The importance of a climate-smart recovery
Australia has been a global leader in dealing with both the health and economic impacts of the COVID-19 pandemic. To date this has largely been achieved through the National Cabinet’s demonstration of bipartisan cooperation as well as government decision-making largely based on the advice of medical and other experts. Australia could also become a global leader on addressing climate change because the reality is that the bigger and looming crisis that is climate change has not gone away. (Who can forget the bushfire season of 2019/20?)
Re-building the economy and re-building from the disruptions to everyday life presents great opportunities to ‘build back better’ with stimulus packages that promote a climate-smart recovery of a faster transition to renewable energy and zero net carbon emissions.
We’ve seen how effective our governments can be when they collaborate in responding to a crisis, particularly through the National Cabinet. Learnings from the COVID-19 response need to be adopted to ensure our recovery helps us to respond to the climate crisis as well.
Stimulus packages for economic recovery such as Beyond Zero Emissions ‘Million Jobs Plan’ and the Climate Council’s Clean Jobs Plan can be for many things including energy improvements in homes and small businesses, transitioning industries and infrastructure projects to clean energy and technologies and support for large and small scale energy storage. Experts have also shown that dollar for dollar investment in clean energy projects produce twice as many jobs as fossil fuel projects. The National COVID-19 Commission Advisory Board has an important role to play here.
As our National Chair said in his recent blog , all or most of the best of the climate-smart economic stimulus initiatives would need to be implemented at scale in order for significant impact on carbon emissions and this will not be possible whilst the health and environmental costs of fossil fuels are not included in their price – in effect a subsidy that favours the consumption of fossil fuels. That is why Citizens’ Climate Lobby advocates an efficient price on carbon which internalises the social costs of fossil fuels and incentivises zero-carbon technology development and uptake at a much accelerated rate.
There are also great risks that a ‘business as usual’ approach or worse is adopted. The worst being where polluting industries are further subsidised and infrastructure projects fast-tracked with less focus on environmental protection or renewable energy enhancements.
Our communications will be with politicians, and in traditional and social media, as well as with family, friends and the broader community. Our aim is to help build support for a climate-smart recovery where the economic and climate crises are addressed simultaneously so that economic recovery also helps ‘flatten the curve’ of greenhouse gas emissions.

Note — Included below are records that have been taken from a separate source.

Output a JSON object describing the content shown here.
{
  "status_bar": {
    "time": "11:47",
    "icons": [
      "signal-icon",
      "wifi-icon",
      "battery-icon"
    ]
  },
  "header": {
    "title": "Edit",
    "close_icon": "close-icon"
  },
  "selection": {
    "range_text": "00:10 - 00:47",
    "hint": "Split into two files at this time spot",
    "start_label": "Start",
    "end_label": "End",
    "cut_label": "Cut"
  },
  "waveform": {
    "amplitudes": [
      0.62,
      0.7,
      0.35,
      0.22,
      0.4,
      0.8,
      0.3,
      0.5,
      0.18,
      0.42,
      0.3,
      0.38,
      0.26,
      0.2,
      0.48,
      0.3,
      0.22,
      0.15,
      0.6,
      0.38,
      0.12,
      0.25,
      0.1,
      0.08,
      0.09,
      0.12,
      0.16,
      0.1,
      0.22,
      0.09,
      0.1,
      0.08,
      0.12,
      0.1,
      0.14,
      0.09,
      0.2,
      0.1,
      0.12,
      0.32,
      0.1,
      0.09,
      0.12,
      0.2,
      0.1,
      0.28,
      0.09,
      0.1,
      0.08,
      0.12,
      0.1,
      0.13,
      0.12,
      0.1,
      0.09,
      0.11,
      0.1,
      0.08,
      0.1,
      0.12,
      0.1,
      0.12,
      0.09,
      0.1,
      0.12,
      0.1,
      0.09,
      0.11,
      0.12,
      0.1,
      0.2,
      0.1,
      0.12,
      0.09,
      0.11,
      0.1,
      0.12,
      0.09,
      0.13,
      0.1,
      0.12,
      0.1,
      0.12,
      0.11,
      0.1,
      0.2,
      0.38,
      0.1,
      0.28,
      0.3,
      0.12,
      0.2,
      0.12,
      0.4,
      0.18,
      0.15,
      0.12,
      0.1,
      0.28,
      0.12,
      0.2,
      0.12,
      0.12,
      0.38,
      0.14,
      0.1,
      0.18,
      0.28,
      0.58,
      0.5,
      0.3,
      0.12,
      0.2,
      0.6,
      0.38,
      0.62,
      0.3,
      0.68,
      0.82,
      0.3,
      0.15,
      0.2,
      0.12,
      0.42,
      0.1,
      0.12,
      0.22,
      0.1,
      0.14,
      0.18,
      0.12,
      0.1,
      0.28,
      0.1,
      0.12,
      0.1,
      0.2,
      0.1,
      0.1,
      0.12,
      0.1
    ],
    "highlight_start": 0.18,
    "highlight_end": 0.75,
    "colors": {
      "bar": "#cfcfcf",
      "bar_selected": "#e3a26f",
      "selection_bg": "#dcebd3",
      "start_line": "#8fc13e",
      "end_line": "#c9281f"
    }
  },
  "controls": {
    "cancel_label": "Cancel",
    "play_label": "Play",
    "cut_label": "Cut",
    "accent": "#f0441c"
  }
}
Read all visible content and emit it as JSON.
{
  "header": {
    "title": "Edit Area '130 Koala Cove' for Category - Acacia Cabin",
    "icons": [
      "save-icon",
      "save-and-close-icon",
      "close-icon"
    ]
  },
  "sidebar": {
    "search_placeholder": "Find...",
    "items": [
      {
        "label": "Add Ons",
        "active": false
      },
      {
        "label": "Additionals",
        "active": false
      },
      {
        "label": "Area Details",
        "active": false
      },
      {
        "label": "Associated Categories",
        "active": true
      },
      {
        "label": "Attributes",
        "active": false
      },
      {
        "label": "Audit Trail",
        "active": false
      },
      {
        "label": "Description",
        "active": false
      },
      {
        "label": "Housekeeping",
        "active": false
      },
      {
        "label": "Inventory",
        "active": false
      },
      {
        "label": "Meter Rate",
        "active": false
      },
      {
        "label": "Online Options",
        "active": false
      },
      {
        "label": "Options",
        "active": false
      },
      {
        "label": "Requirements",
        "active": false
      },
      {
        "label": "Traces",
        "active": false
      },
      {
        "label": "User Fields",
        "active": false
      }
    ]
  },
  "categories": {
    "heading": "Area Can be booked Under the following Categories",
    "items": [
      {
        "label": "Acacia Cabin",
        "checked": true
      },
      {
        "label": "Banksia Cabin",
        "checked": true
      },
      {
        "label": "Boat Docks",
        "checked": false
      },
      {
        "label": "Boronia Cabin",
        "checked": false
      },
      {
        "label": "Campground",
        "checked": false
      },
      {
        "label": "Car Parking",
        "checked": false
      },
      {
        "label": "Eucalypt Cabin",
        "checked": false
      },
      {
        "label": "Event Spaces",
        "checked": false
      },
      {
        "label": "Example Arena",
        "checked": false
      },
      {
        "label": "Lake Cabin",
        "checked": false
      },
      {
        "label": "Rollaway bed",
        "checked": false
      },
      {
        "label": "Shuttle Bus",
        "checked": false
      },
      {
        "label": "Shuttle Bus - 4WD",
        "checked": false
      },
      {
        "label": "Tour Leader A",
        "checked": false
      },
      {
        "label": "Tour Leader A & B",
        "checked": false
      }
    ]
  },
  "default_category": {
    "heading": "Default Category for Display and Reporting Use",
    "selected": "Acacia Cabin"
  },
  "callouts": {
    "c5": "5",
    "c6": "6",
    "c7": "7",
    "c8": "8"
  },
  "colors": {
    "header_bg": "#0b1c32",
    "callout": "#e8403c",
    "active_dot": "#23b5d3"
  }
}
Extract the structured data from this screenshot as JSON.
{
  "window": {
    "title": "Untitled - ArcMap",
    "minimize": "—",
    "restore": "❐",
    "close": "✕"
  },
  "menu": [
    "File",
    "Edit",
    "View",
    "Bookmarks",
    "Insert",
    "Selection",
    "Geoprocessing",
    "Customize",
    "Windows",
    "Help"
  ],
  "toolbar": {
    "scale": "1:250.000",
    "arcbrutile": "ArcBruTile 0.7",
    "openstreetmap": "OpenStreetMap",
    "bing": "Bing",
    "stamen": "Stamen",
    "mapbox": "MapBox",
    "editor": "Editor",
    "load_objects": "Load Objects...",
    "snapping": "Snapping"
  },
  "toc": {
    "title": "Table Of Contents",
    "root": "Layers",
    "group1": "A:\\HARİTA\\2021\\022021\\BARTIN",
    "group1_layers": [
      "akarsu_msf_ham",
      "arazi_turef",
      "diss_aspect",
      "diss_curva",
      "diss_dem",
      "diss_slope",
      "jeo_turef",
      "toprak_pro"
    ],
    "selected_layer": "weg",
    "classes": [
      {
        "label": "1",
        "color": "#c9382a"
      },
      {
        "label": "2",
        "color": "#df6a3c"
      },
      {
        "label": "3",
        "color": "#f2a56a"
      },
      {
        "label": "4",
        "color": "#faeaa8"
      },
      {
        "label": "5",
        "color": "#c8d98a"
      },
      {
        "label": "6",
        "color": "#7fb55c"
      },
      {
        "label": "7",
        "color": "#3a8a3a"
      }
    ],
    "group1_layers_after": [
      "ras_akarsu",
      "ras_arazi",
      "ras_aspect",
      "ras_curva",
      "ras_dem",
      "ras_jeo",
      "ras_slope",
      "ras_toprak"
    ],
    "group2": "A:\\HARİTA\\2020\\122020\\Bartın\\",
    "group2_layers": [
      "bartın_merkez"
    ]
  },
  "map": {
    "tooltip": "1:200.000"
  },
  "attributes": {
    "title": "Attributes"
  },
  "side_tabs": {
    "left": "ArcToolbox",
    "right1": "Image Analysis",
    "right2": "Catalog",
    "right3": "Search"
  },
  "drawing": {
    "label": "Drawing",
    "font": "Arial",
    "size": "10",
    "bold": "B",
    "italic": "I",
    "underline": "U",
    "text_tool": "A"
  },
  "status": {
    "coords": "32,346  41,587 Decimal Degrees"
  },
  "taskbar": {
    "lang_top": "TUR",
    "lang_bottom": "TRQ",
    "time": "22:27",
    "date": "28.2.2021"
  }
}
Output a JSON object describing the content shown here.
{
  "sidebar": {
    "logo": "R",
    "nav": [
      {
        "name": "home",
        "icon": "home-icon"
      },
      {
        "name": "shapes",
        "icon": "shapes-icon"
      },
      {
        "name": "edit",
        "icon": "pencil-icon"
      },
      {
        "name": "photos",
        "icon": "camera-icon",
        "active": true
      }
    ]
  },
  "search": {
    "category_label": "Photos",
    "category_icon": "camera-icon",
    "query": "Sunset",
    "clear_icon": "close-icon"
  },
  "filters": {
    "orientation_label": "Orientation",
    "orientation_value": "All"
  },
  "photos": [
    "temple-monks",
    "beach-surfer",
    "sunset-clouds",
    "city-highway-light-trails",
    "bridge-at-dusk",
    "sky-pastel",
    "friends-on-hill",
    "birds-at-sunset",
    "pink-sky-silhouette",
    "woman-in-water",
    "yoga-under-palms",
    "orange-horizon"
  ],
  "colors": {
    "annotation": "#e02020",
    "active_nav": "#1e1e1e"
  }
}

We will also call out actions when the opposite is happening.
As we have seen through the pandemic, the approach of bipartisan co-operation and actions driven by expert climate science advice could see Australia also become a global leader in action to address climate change.
What you can do
- Write a letter / email to your Federal MP: Express your support for a ‘climate-smart recovery’ and concern for a return to a ‘business as usual’ or worse approach to building back after the COVID-19 pandemic. A template letter to guide you can be found here.
- Write to a newspaper: Find news items to respond to with a Letter to the Editor or Comment. Here is a ‘How to’ guide and examples of published letters.
- Join the conversation with Citizens Climate Lobby: on Facebook, Twitter, Instagram or at one of our many events around the country here.
Contact firstname.lastname@example.org for more information.
Other CCL campaigns
Citizens’ Climate Lobby Australia is continuing to build momentum for an efficient price on carbon through its ‘Building support for the Carbon Pricing Leadership Coalition’ campaign with academics and the private sector, whilst also advocating for more bipartisan cooperation and consensus at the political level through its ‘Build the Centre’ campaign.